Dataset rows for apps and sites:
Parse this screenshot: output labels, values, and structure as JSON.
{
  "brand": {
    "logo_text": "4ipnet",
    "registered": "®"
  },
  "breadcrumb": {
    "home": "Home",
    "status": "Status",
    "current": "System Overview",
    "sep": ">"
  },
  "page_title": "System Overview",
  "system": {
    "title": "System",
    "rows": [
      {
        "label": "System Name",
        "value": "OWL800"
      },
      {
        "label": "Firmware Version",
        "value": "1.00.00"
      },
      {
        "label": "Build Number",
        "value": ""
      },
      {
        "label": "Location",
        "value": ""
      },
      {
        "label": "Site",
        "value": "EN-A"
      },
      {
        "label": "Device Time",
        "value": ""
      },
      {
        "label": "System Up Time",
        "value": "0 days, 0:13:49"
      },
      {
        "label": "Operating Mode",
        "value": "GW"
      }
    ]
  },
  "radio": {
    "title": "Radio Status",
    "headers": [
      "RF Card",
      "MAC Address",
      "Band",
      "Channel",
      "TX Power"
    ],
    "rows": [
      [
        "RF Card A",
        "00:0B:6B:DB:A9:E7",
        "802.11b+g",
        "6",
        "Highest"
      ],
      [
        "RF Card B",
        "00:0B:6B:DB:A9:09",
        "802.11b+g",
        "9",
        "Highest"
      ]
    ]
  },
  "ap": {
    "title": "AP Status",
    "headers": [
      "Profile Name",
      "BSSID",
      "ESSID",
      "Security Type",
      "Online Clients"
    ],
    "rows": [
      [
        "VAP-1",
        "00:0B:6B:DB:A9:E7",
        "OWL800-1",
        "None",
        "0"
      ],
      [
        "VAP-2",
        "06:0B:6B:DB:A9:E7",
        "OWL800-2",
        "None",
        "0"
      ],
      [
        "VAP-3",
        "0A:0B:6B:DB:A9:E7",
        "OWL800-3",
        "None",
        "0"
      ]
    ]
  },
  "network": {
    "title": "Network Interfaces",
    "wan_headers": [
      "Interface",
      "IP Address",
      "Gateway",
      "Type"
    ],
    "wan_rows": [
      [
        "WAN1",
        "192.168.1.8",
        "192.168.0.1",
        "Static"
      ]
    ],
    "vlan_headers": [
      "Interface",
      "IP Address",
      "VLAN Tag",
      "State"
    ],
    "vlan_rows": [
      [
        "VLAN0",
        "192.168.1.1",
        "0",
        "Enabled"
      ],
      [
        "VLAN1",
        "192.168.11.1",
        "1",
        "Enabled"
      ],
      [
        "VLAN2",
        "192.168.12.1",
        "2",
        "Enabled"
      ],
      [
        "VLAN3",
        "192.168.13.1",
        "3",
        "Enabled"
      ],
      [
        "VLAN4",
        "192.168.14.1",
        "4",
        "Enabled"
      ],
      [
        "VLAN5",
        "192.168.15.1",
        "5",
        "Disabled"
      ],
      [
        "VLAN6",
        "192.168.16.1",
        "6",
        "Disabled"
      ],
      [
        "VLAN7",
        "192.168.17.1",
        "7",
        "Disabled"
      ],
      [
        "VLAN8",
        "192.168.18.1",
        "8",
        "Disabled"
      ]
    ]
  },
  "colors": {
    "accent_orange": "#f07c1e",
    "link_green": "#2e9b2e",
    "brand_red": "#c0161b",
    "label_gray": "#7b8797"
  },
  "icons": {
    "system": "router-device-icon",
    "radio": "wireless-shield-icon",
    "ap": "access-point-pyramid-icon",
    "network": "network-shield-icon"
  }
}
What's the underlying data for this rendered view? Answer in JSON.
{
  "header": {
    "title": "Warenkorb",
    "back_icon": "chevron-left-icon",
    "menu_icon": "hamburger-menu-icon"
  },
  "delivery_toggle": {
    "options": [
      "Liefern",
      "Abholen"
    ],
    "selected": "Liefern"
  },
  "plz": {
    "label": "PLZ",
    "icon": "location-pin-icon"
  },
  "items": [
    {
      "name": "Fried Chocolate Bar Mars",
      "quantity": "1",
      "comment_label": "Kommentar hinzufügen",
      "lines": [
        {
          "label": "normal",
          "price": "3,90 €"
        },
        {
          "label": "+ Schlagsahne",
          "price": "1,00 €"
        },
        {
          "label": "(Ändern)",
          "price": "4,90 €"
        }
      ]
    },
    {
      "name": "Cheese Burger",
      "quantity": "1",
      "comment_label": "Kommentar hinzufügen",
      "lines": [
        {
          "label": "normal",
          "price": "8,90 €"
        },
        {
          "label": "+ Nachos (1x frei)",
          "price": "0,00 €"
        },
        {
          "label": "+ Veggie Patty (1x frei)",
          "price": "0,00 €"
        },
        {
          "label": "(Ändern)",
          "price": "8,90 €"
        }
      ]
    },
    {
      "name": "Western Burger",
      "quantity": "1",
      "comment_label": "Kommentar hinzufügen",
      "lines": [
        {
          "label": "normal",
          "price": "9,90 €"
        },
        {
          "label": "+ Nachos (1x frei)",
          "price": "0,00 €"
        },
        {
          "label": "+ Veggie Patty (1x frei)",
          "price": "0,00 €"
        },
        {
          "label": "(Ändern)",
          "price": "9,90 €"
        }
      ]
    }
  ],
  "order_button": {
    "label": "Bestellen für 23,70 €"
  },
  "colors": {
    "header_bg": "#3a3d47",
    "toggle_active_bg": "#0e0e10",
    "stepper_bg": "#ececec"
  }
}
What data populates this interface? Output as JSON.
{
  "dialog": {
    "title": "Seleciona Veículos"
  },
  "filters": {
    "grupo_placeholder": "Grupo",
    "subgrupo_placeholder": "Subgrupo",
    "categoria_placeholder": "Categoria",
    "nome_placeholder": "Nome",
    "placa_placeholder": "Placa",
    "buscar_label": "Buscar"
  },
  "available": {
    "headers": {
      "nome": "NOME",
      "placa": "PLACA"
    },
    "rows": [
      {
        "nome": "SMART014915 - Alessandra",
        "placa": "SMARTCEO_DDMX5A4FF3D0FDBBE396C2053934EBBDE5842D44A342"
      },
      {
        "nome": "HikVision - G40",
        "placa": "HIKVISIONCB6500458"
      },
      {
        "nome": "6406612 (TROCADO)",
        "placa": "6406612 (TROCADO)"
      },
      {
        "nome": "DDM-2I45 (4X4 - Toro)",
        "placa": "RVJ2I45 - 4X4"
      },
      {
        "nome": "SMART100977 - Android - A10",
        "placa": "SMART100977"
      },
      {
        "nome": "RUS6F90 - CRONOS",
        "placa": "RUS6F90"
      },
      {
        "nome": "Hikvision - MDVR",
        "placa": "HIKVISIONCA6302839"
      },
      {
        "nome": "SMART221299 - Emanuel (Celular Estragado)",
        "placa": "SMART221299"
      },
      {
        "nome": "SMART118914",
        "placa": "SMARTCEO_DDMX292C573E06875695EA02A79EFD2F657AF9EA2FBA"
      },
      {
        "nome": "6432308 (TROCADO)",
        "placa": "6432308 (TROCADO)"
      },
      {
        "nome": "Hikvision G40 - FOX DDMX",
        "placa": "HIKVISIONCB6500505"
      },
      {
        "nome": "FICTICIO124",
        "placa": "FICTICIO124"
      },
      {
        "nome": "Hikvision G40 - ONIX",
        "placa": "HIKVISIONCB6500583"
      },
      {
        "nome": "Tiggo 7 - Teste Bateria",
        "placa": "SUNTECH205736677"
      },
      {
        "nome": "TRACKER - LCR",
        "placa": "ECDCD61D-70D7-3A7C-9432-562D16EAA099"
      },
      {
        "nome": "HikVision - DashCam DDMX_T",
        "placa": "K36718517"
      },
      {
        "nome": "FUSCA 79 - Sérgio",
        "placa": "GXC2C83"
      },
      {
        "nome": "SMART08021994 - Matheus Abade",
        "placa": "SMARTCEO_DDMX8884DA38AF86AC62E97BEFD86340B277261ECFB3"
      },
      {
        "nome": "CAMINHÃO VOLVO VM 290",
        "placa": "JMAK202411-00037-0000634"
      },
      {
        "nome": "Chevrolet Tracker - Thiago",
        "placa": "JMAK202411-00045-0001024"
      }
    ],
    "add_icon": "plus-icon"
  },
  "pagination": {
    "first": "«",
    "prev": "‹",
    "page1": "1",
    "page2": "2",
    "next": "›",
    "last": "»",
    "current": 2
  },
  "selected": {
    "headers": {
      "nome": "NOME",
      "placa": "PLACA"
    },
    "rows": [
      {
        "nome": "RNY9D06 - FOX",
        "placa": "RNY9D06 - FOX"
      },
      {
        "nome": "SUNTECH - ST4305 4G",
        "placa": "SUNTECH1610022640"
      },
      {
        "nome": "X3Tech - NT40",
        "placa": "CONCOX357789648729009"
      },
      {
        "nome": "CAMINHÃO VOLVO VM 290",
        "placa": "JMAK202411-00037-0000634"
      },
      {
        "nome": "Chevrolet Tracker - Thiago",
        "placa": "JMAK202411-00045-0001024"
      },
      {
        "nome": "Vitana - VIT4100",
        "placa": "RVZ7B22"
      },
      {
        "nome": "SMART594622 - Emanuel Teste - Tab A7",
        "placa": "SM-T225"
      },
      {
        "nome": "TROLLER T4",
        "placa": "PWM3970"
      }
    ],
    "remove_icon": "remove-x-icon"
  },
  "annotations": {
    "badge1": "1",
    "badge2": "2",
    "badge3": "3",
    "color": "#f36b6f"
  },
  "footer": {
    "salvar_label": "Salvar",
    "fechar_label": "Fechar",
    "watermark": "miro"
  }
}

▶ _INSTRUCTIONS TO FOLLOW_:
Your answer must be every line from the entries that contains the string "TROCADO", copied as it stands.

▶ _EXERCISE RESPONSE_:
        "nome": "6406612 (TROCADO)",
        "placa": "6406612 (TROCADO)"
        "nome": "6432308 (TROCADO)",
        "placa": "6432308 (TROCADO)"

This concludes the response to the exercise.